Problem requirements -> Looking at the listing, state how many of its lines contain the string "value". Write only the number.

Segment Start: Input data

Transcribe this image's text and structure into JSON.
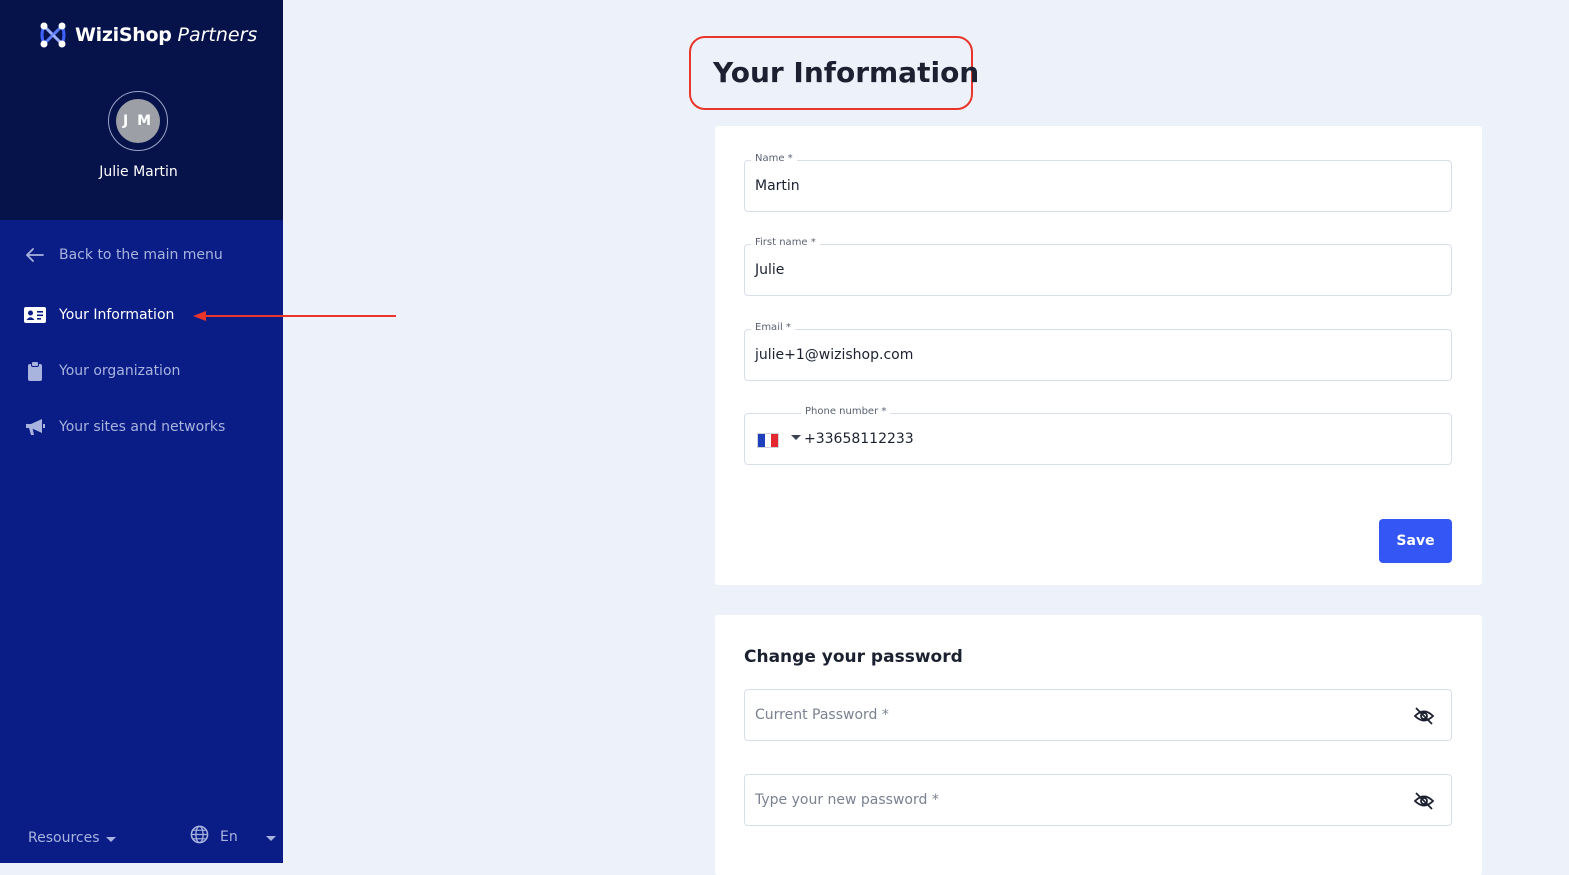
{
  "brand": {
    "name": "WiziShop",
    "suffix": "Partners"
  },
  "user": {
    "initials": "J M",
    "name": "Julie Martin"
  },
  "nav": {
    "back": "Back to the main menu",
    "items": [
      {
        "label": "Your Information",
        "icon": "id-card-icon",
        "active": true
      },
      {
        "label": "Your organization",
        "icon": "clipboard-icon",
        "active": false
      },
      {
        "label": "Your sites and networks",
        "icon": "megaphone-icon",
        "active": false
      }
    ]
  },
  "footer": {
    "resources": "Resources",
    "language": "En"
  },
  "page": {
    "title": "Your Information"
  },
  "form": {
    "name": {
      "label": "Name *",
      "value": "Martin"
    },
    "first_name": {
      "label": "First name *",
      "value": "Julie"
    },
    "email": {
      "label": "Email *",
      "value": "julie+1@wizishop.com"
    },
    "phone": {
      "label": "Phone number *",
      "value": "+33658112233",
      "country": "fr-flag-icon"
    },
    "save_label": "Save"
  },
  "password": {
    "title": "Change your password",
    "current_placeholder": "Current Password *",
    "new_placeholder": "Type your new password *"
  },
  "colors": {
    "sidebar": "#0a1d87",
    "sidebar_top": "#06124a",
    "accent": "#3356f5",
    "annotation": "#e9352a",
    "background": "#edf2fa"
  }
}
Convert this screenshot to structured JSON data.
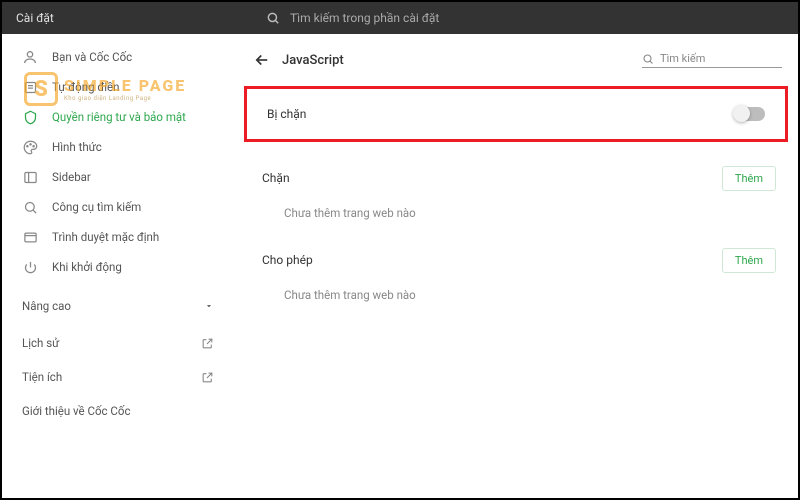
{
  "header": {
    "title": "Cài đặt",
    "search_placeholder": "Tìm kiếm trong phần cài đặt"
  },
  "sidebar": {
    "items": [
      {
        "icon": "user",
        "label": "Bạn và Cốc Cốc"
      },
      {
        "icon": "autofill",
        "label": "Tự động điền"
      },
      {
        "icon": "shield",
        "label": "Quyền riêng tư và bảo mật"
      },
      {
        "icon": "palette",
        "label": "Hình thức"
      },
      {
        "icon": "sidebar",
        "label": "Sidebar"
      },
      {
        "icon": "search",
        "label": "Công cụ tìm kiếm"
      },
      {
        "icon": "browser",
        "label": "Trình duyệt mặc định"
      },
      {
        "icon": "power",
        "label": "Khi khởi động"
      }
    ],
    "advanced": "Nâng cao",
    "sub": [
      {
        "label": "Lịch sử"
      },
      {
        "label": "Tiện ích"
      },
      {
        "label": "Giới thiệu về Cốc Cốc"
      }
    ]
  },
  "page": {
    "title": "JavaScript",
    "search_placeholder": "Tìm kiếm",
    "blocked_label": "Bị chặn",
    "block_section": "Chặn",
    "allow_section": "Cho phép",
    "add_button": "Thêm",
    "empty_text": "Chưa thêm trang web nào"
  },
  "watermark": {
    "brand": "SIMPLE PAGE",
    "tagline": "Kho giao diện Landing Page"
  }
}
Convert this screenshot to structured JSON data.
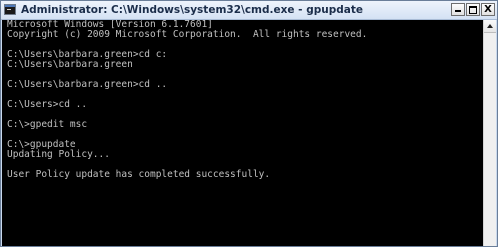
{
  "window": {
    "title": "Administrator: C:\\Windows\\system32\\cmd.exe - gpupdate",
    "close_label": "X",
    "app_icon": "cmd-icon"
  },
  "console": {
    "lines": [
      "Microsoft Windows [Version 6.1.7601]",
      "Copyright (c) 2009 Microsoft Corporation.  All rights reserved.",
      "",
      "C:\\Users\\barbara.green>cd c:",
      "C:\\Users\\barbara.green",
      "",
      "C:\\Users\\barbara.green>cd ..",
      "",
      "C:\\Users>cd ..",
      "",
      "C:\\>gpedit msc",
      "",
      "C:\\>gpupdate",
      "Updating Policy...",
      "",
      "User Policy update has completed successfully."
    ]
  },
  "colors": {
    "console_background": "#000000",
    "console_text": "#c0c0c0",
    "title_bar": "#d4e2f4"
  }
}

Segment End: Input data

Task output -> 4